Go through the records and give the number of lines that include "this", with nothing else.

--------

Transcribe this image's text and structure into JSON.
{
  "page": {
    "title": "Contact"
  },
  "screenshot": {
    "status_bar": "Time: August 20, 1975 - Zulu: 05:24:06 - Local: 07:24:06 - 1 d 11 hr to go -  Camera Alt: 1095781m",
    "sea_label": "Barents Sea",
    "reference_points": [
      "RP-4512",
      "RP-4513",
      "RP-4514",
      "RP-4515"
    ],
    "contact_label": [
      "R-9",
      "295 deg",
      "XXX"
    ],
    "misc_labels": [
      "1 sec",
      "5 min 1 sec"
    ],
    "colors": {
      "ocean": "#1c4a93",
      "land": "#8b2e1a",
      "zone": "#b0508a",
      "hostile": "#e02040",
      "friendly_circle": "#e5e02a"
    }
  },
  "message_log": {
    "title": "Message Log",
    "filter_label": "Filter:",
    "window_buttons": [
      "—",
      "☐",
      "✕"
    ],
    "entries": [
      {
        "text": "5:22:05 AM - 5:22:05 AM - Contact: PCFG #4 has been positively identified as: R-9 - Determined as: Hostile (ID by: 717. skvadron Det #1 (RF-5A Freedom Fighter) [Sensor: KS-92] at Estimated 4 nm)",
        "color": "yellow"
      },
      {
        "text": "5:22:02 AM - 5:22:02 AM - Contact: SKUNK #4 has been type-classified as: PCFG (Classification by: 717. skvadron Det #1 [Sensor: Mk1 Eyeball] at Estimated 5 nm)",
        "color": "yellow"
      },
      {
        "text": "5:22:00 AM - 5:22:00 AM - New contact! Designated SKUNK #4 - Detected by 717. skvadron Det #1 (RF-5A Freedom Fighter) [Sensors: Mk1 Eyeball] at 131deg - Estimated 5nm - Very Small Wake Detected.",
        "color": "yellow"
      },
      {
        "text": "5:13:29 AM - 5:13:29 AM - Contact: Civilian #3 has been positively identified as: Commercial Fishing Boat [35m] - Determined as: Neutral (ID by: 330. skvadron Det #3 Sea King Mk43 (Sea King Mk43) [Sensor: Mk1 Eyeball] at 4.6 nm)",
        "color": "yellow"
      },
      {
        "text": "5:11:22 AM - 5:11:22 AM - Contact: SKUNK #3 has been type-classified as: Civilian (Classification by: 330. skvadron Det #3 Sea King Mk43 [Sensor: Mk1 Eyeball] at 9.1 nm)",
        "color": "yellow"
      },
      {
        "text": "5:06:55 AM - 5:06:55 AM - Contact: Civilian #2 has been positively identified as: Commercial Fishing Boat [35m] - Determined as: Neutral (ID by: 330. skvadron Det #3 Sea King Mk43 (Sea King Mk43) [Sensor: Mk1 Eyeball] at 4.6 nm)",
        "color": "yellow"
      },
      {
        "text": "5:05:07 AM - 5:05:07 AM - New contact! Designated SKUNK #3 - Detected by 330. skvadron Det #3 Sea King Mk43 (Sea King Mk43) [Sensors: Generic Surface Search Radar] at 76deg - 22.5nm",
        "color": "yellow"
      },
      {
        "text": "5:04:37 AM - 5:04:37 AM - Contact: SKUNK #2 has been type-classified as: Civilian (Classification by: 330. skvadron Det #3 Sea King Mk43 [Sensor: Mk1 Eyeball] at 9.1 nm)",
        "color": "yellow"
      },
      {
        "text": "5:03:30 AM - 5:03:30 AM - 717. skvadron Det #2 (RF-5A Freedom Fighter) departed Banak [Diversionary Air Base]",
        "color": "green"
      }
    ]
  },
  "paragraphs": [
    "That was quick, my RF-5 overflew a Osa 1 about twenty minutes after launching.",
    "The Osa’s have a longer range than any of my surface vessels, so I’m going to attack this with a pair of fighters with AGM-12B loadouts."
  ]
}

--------

■ Answer section
2